Legislature Demands Answers; Merits of Scrappage Program Challenged

Based on information submitted by SEMA, hobbyists and State Senator Maurice Johannessen, the California Legislature has directed the State Department of Consumer Affairs to answer tough questions about funding for old-vehicle scrappage programs. California is poised to spend as much as $60 million to buy and destroy older cars under a plan that SEMA and other opponents say is flawed and may actually result in increased emission levels.

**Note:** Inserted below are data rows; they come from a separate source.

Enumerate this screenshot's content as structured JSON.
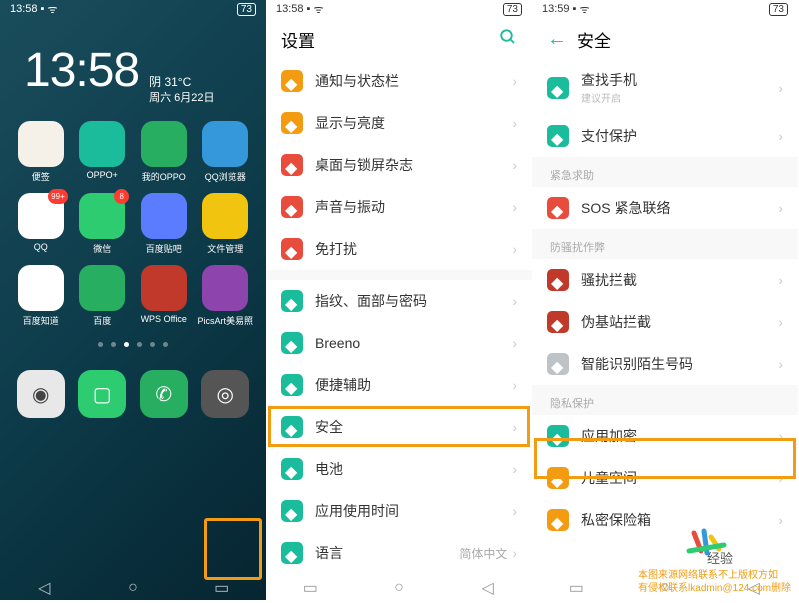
{
  "status": {
    "time1": "13:58",
    "time2": "13:58",
    "time3": "13:59",
    "battery": "73"
  },
  "home": {
    "time": "13:58",
    "weather": "阴 31°C",
    "date": "周六 6月22日",
    "row1": [
      {
        "label": "便签",
        "bg": "#f5f0e8"
      },
      {
        "label": "OPPO+",
        "bg": "#1abc9c"
      },
      {
        "label": "我的OPPO",
        "bg": "#27ae60"
      },
      {
        "label": "QQ浏览器",
        "bg": "#3498db"
      }
    ],
    "row2": [
      {
        "label": "QQ",
        "bg": "#fff",
        "badge": "99+"
      },
      {
        "label": "微信",
        "bg": "#2ecc71",
        "badge": "8"
      },
      {
        "label": "百度贴吧",
        "bg": "#5b7cff"
      },
      {
        "label": "文件管理",
        "bg": "#f1c40f"
      }
    ],
    "row3": [
      {
        "label": "百度知道",
        "bg": "#fff"
      },
      {
        "label": "百度",
        "bg": "#27ae60"
      },
      {
        "label": "WPS Office",
        "bg": "#c0392b"
      },
      {
        "label": "PicsArt美易照",
        "bg": "#8e44ad"
      }
    ]
  },
  "settings": {
    "title": "设置",
    "items": [
      {
        "label": "通知与状态栏",
        "color": "orange"
      },
      {
        "label": "显示与亮度",
        "color": "orange"
      },
      {
        "label": "桌面与锁屏杂志",
        "color": "red"
      },
      {
        "label": "声音与振动",
        "color": "red"
      },
      {
        "label": "免打扰",
        "color": "red"
      },
      {
        "label": "指纹、面部与密码",
        "color": "green"
      },
      {
        "label": "Breeno",
        "color": "green"
      },
      {
        "label": "便捷辅助",
        "color": "green"
      },
      {
        "label": "安全",
        "color": "green"
      },
      {
        "label": "电池",
        "color": "green"
      },
      {
        "label": "应用使用时间",
        "color": "green"
      },
      {
        "label": "语言",
        "color": "green",
        "value": "简体中文"
      }
    ]
  },
  "security": {
    "title": "安全",
    "groups": [
      {
        "label": "",
        "items": [
          {
            "label": "查找手机",
            "sub": "建议开启",
            "color": "green"
          },
          {
            "label": "支付保护",
            "color": "green"
          }
        ]
      },
      {
        "label": "紧急求助",
        "items": [
          {
            "label": "SOS 紧急联络",
            "color": "red"
          }
        ]
      },
      {
        "label": "防骚扰作弊",
        "items": [
          {
            "label": "骚扰拦截",
            "color": "darkred"
          },
          {
            "label": "伪基站拦截",
            "color": "darkred"
          },
          {
            "label": "智能识别陌生号码",
            "color": "gray"
          }
        ]
      },
      {
        "label": "隐私保护",
        "items": [
          {
            "label": "应用加密",
            "color": "green"
          },
          {
            "label": "儿童空间",
            "color": "orange"
          },
          {
            "label": "私密保险箱",
            "color": "orange"
          }
        ]
      }
    ]
  },
  "watermark": {
    "line1": "本图来源网络联系不上版权方如",
    "line2": "有侵权联系lkadmin@124.com删除"
  }
}
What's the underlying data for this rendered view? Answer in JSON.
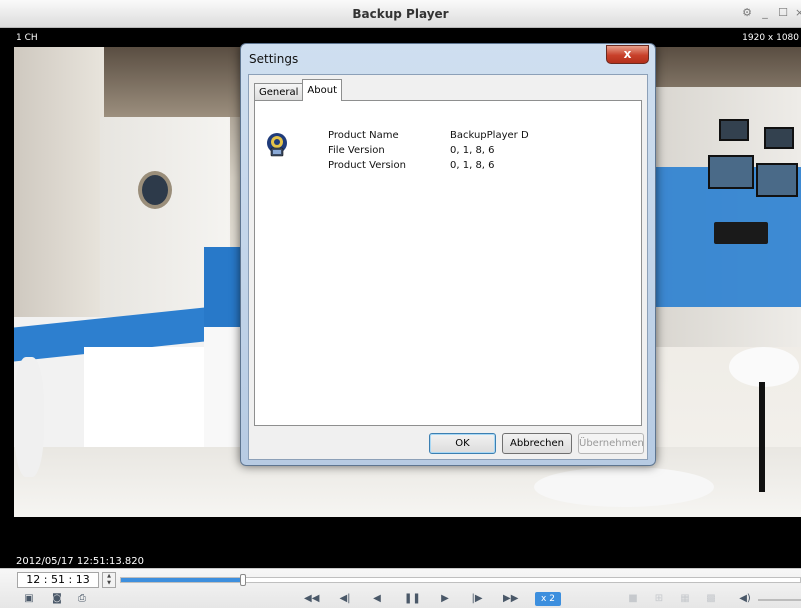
{
  "window": {
    "title": "Backup Player",
    "controls": [
      "gear-icon",
      "minimize-icon",
      "maximize-icon",
      "close-icon"
    ]
  },
  "video": {
    "channel_label": "1 CH",
    "resolution": "1920 x 1080",
    "timestamp": "2012/05/17 12:51:13.820"
  },
  "dialog": {
    "title": "Settings",
    "close_glyph": "x",
    "tabs": [
      {
        "label": "General",
        "active": false
      },
      {
        "label": "About",
        "active": true
      }
    ],
    "about": {
      "icon": "app-icon",
      "rows": [
        {
          "label": "Product Name",
          "value": "BackupPlayer D"
        },
        {
          "label": "File Version",
          "value": "0, 1, 8, 6"
        },
        {
          "label": "Product Version",
          "value": "0, 1, 8, 6"
        }
      ]
    },
    "buttons": {
      "ok": "OK",
      "cancel": "Abbrechen",
      "apply": "Übernehmen"
    }
  },
  "playback": {
    "time_value": "12 : 51 : 13",
    "position_fraction": 0.18,
    "speed_label": "x 2",
    "left_icons": [
      "layout-icon",
      "snapshot-icon",
      "print-icon"
    ],
    "transport_icons": [
      "fast-rewind-icon",
      "step-back-icon",
      "reverse-play-icon",
      "pause-icon",
      "play-icon",
      "step-forward-icon",
      "fast-forward-icon"
    ],
    "layout_icons": [
      "single-view-icon",
      "quad-view-icon",
      "nine-view-icon",
      "sixteen-view-icon"
    ],
    "volume_icon": "volume-icon",
    "accent_color": "#3d8fde"
  }
}
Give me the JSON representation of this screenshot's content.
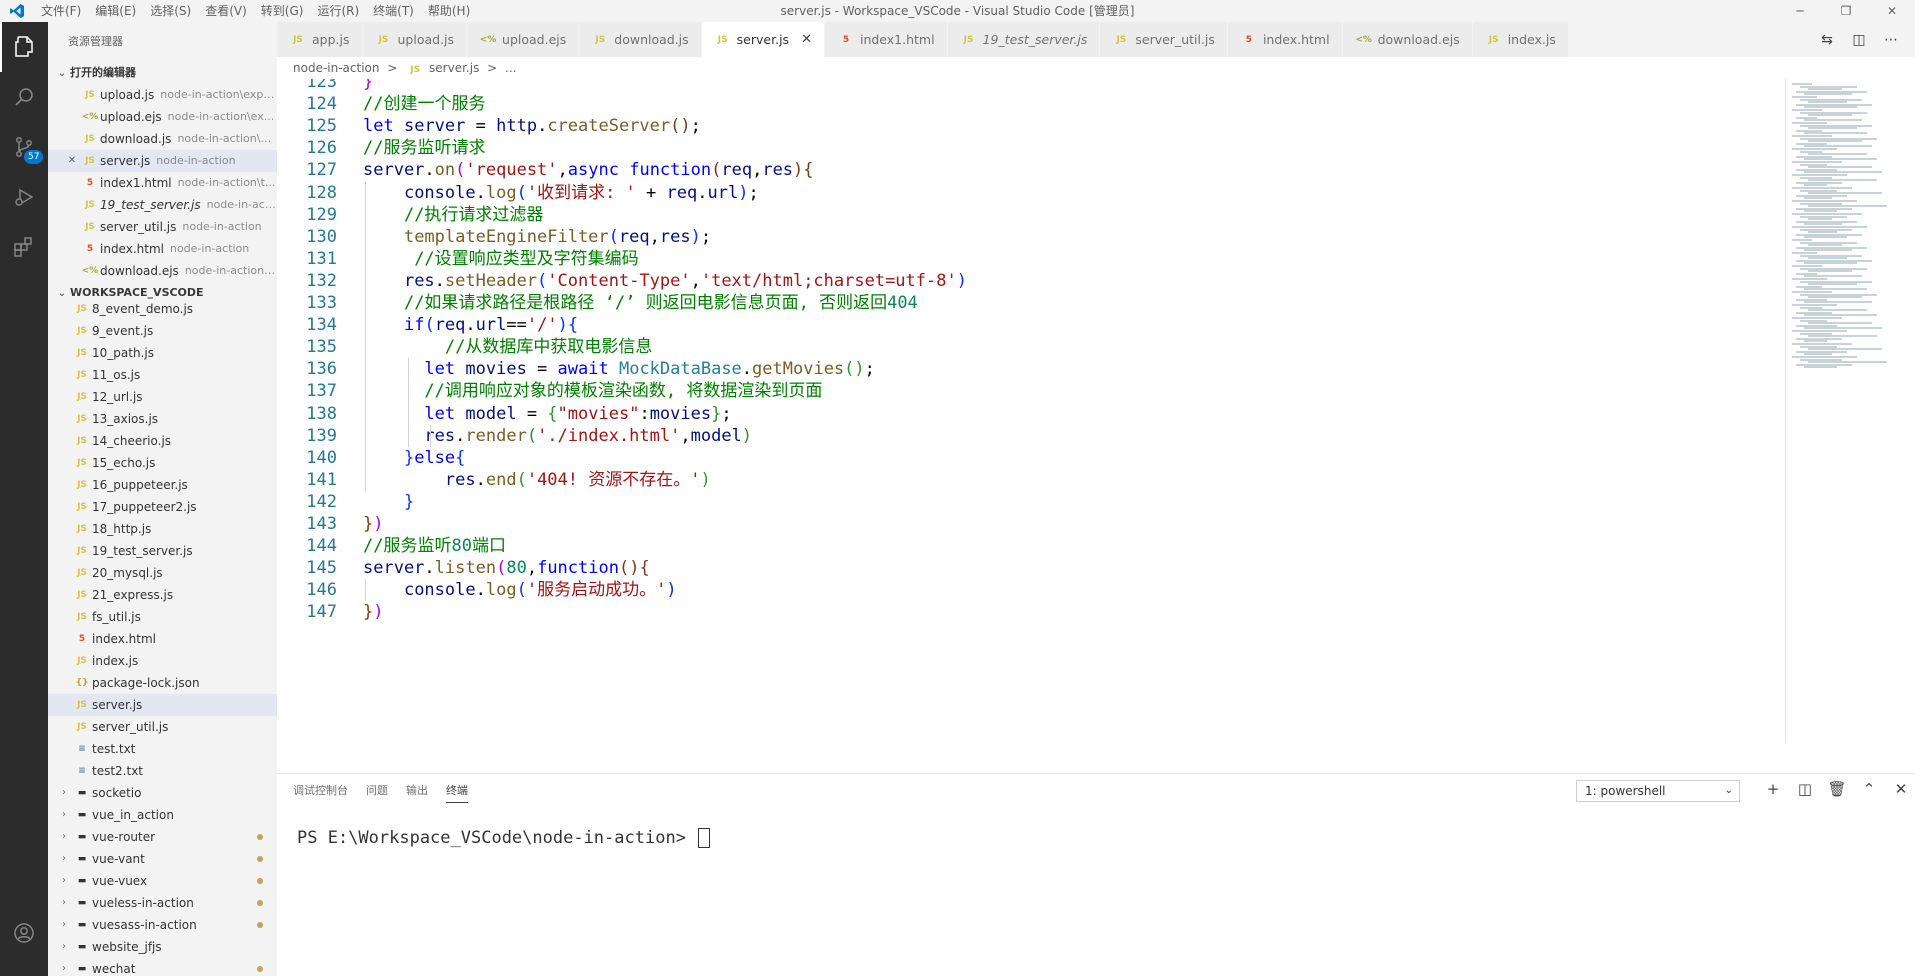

DCA officials have been instructed to prepare a report concerning scrappage programs which is to include: (1) the level of fraud in the program; (2) the level of emission reductions expected to accrue; (3) the amount of money that will be spent; (4) the number of vehicles that will be scrapped; and (5) the date the program is to begin. The Department of Consumer Affairs report is due March 1, 1999.

The report provision is considered a milestone by SEMA staff and Senator Johannessen, who have led opposition to California scrappage programs for a number of years. According to the Senator, "The bill represents the first time California legislators have looked carefully at the facts about scrappage. They are now questioning these misguided programs. California should not spend another cent of taxpayer money until we know whether the programs can reduce any emissions at all."

SEMA will continue working with enthusiasts to eliminate California's scrappage programs.

SEMA Visits with New Jersey State Contact

On Sunday June 14, SEMA Research Coordinator Joe Hill met with Ben Deutschman, 18th Legislative District Liaison for New Jersey's Classic Vehicle Advocate Group and SEMA Action Network State Contact. The visit presented an opportunity for Deutschman to express hobbyist concerns about issues such as New Jersey's statutory definition of "collector" car, the state's plan for an enhanced I/M emissions program and lack of concern and active involvement among automotive hobbyists in the state. According to Deutschman, "we can't lead a charge into battle without an army."

SEMA supports Mr. Deutschman's efforts to raise awareness and involvement among enthusiasts. For the automobile hobby to continue, --from off-roading and streetrodding to restoration and racing--enthusiasts must get and stay involved. The SEMA government relations team is poised to help in this effort, and we look forward to meeting with clubs across the country to discuss what needs to be done and what organized hobbyists can accomplish. If your club has an interest in having SEMA address your membership or attend an event, do not hesitate to contact us.